A single vote in the state Senate ended a legislative debate spanning more than two years and paved the way for iron mining in Wisconsin to resume after a nearly 30-year hiatus.
The goal of the bill, originally introduced in December 2011, was to partner with other mining operations in the state and return environmentally sound mining to Wisconsin, according to Charlie Bellin, a spokesperson for Rep. Mary Williams, R–Medford.
According to Bellin, while the state is a home to the nation’s only two mining manufacturers, Wisconsin regulations prevented companies from receiving a mining permit. The bill passed through the Assembly in January 2011 with more than 60 percent of representatives voting to approve the bill. However, the Senate rejected the contentious bill by a vote of 17-16 that March.
Sixty-two Republican state legislators reintroduced the bill in January 2013. After an expedited process of pushing the bill forward, the Joint Committee on Finance approved the mining legislation Feb. 25, which squeaked through the Senate by a vote of 17-16 for the bill. The Assembly approved the bill Thursday.
On Feb. 25, Williams said the legislation could bring 14,000 jobs to the state. She added a company could only receive a mining permit after meeting Wisconsin’s Department of Natural Resources’ requirements.
According to Bellin, the difference between last year’s taconite mining bill failing to gain Senate approval and Gov. Scott Walker signing this year’s version into law Monday is two-fold.
“The Senate was what killed it last year,” Bellin said. “Having a bigger majority helped. But also, the bill was better than last year’s because of some of the [new amendments].”
Bellin said the mining bill that Walker will sign today had more ideas from the Democratic side of the aisle, which informed its amendments to last year’s proposed legislation. He said the amendments gave the DNR and the U.S. Army Corps of Engineers more flexibility to change the bill, if necessary. Sen. Dale Schultz, R–Richland Center, was the lone senator to vote against party lines to narrow the gap of the bill’s passage.
However, his opposition made no effect with the GOP holding 18 seats of the state Senate, compared to the Democrats’ 15, according to Rep. Fred Kessler, D–Milwaukee.
“Elections count and the fact is, the Democrats lost one seat in the state,” Kessler said. “Sen. Shultz was the swing vote and, had the Senate been split 17-16, that would have been the vote that made the difference. But unfortunately, with his vote it didn’t matter.”

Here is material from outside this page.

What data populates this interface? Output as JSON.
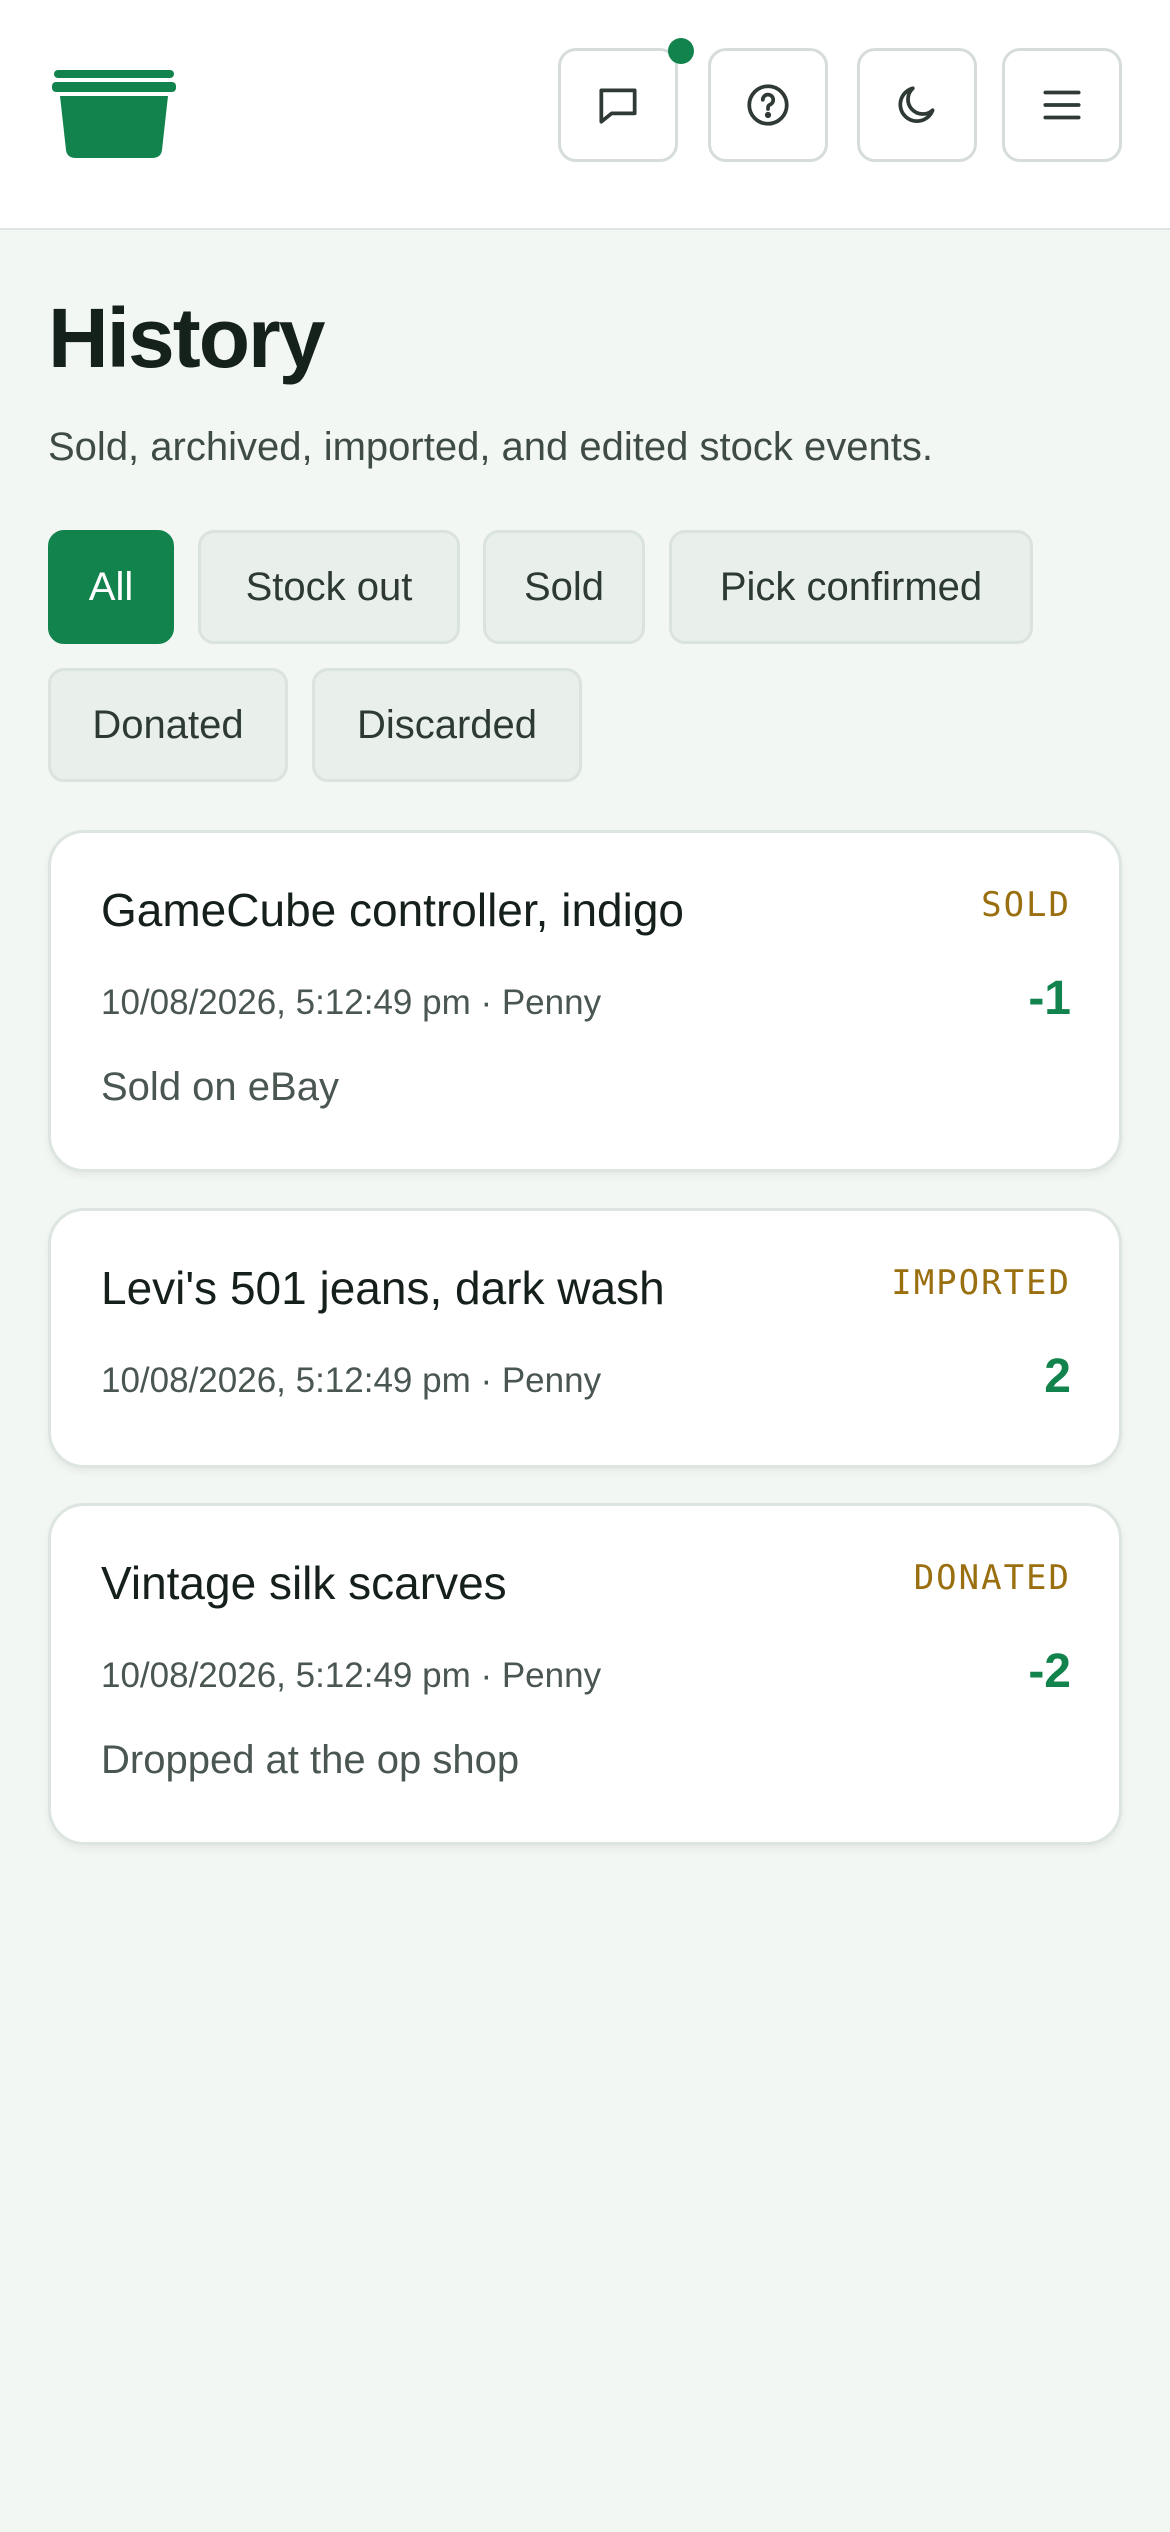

Many opposing the bill, including various statewide environmental groups, expressed concern for the possible contamination of the groundwater of neighboring properties and other negative environmental effects.

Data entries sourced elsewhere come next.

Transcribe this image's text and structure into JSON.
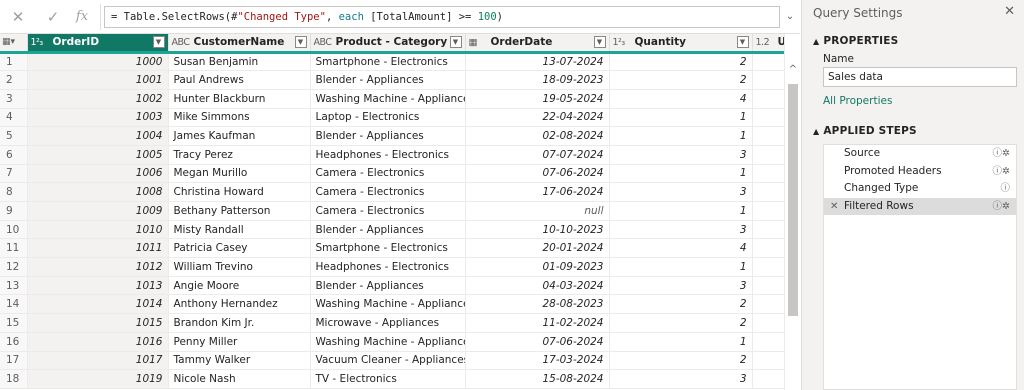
{
  "formula_bar": {
    "formula_parts": [
      {
        "text": "= Table.SelectRows(#",
        "cls": ""
      },
      {
        "text": "\"Changed Type\"",
        "cls": "str"
      },
      {
        "text": ", ",
        "cls": ""
      },
      {
        "text": "each",
        "cls": "kw"
      },
      {
        "text": " [TotalAmount] >= ",
        "cls": ""
      },
      {
        "text": "100",
        "cls": "num"
      },
      {
        "text": ")",
        "cls": ""
      }
    ]
  },
  "grid": {
    "columns": [
      {
        "type_icon": "1²₃",
        "label": "OrderID",
        "selected": true
      },
      {
        "type_icon": "ABC",
        "label": "CustomerName",
        "selected": false
      },
      {
        "type_icon": "ABC",
        "label": "Product - Category",
        "selected": false
      },
      {
        "type_icon": "▦",
        "label": "OrderDate",
        "selected": false
      },
      {
        "type_icon": "1²₃",
        "label": "Quantity",
        "selected": false
      },
      {
        "type_icon": "1.2",
        "label": "UnitPr",
        "selected": false
      }
    ],
    "rows": [
      {
        "n": "1",
        "id": "1000",
        "name": "Susan Benjamin",
        "product": "Smartphone - Electronics",
        "date": "13-07-2024",
        "qty": "2"
      },
      {
        "n": "2",
        "id": "1001",
        "name": "Paul Andrews",
        "product": "Blender - Appliances",
        "date": "18-09-2023",
        "qty": "2"
      },
      {
        "n": "3",
        "id": "1002",
        "name": "Hunter Blackburn",
        "product": "Washing Machine - Appliances",
        "date": "19-05-2024",
        "qty": "4"
      },
      {
        "n": "4",
        "id": "1003",
        "name": "Mike Simmons",
        "product": "Laptop - Electronics",
        "date": "22-04-2024",
        "qty": "1"
      },
      {
        "n": "5",
        "id": "1004",
        "name": "James Kaufman",
        "product": "Blender - Appliances",
        "date": "02-08-2024",
        "qty": "1"
      },
      {
        "n": "6",
        "id": "1005",
        "name": "Tracy Perez",
        "product": "Headphones - Electronics",
        "date": "07-07-2024",
        "qty": "3"
      },
      {
        "n": "7",
        "id": "1006",
        "name": "Megan Murillo",
        "product": "Camera - Electronics",
        "date": "07-06-2024",
        "qty": "1"
      },
      {
        "n": "8",
        "id": "1008",
        "name": "Christina Howard",
        "product": "Camera - Electronics",
        "date": "17-06-2024",
        "qty": "3"
      },
      {
        "n": "9",
        "id": "1009",
        "name": "Bethany Patterson",
        "product": "Camera - Electronics",
        "date": "null",
        "qty": "1"
      },
      {
        "n": "10",
        "id": "1010",
        "name": "Misty Randall",
        "product": "Blender - Appliances",
        "date": "10-10-2023",
        "qty": "3"
      },
      {
        "n": "11",
        "id": "1011",
        "name": "Patricia Casey",
        "product": "Smartphone - Electronics",
        "date": "20-01-2024",
        "qty": "4"
      },
      {
        "n": "12",
        "id": "1012",
        "name": "William Trevino",
        "product": "Headphones - Electronics",
        "date": "01-09-2023",
        "qty": "1"
      },
      {
        "n": "13",
        "id": "1013",
        "name": "Angie Moore",
        "product": "Blender - Appliances",
        "date": "04-03-2024",
        "qty": "3"
      },
      {
        "n": "14",
        "id": "1014",
        "name": "Anthony Hernandez",
        "product": "Washing Machine - Appliances",
        "date": "28-08-2023",
        "qty": "2"
      },
      {
        "n": "15",
        "id": "1015",
        "name": "Brandon Kim Jr.",
        "product": "Microwave - Appliances",
        "date": "11-02-2024",
        "qty": "2"
      },
      {
        "n": "16",
        "id": "1016",
        "name": "Penny Miller",
        "product": "Washing Machine - Appliances",
        "date": "07-06-2024",
        "qty": "1"
      },
      {
        "n": "17",
        "id": "1017",
        "name": "Tammy Walker",
        "product": "Vacuum Cleaner - Appliances",
        "date": "17-03-2024",
        "qty": "2"
      },
      {
        "n": "18",
        "id": "1019",
        "name": "Nicole Nash",
        "product": "TV - Electronics",
        "date": "15-08-2024",
        "qty": "3"
      }
    ]
  },
  "settings": {
    "title": "Query Settings",
    "properties_header": "PROPERTIES",
    "name_label": "Name",
    "name_value": "Sales data",
    "all_properties": "All Properties",
    "applied_steps_header": "APPLIED STEPS",
    "steps": [
      {
        "label": "Source",
        "icons": "ⓘ✲",
        "selected": false,
        "x": false
      },
      {
        "label": "Promoted Headers",
        "icons": "ⓘ✲",
        "selected": false,
        "x": false
      },
      {
        "label": "Changed Type",
        "icons": "ⓘ",
        "selected": false,
        "x": false
      },
      {
        "label": "Filtered Rows",
        "icons": "ⓘ✲",
        "selected": true,
        "x": true
      }
    ]
  }
}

The bill will lower the restrictions on environmental pollution and open the largest open taconite mine in the world, according to a statement from the Sierra Club, John Muir Chapter, the national environmental organization’s state branch.
Bellin said many of the concerns legislators and advocacy groups had regarding the contamination of groundwater in the Bad River Watershed are unfounded, as the bill does not alter any of the DNR’s groundwater standards. However, mining companies will be less restricted in how they go about meeting those standards, Bellin said.
Rep. Janet Bewley, D-Ashland, who would have the mine located in her district, however, disagreed with Bellin, and was among those against the bill.
“If [a bill] allows something harmful, we should change it.…If we know that it is ineffective, we should change it,” Bewley said. “We can’t just say it is good because it might create jobs. That’s not good enough.”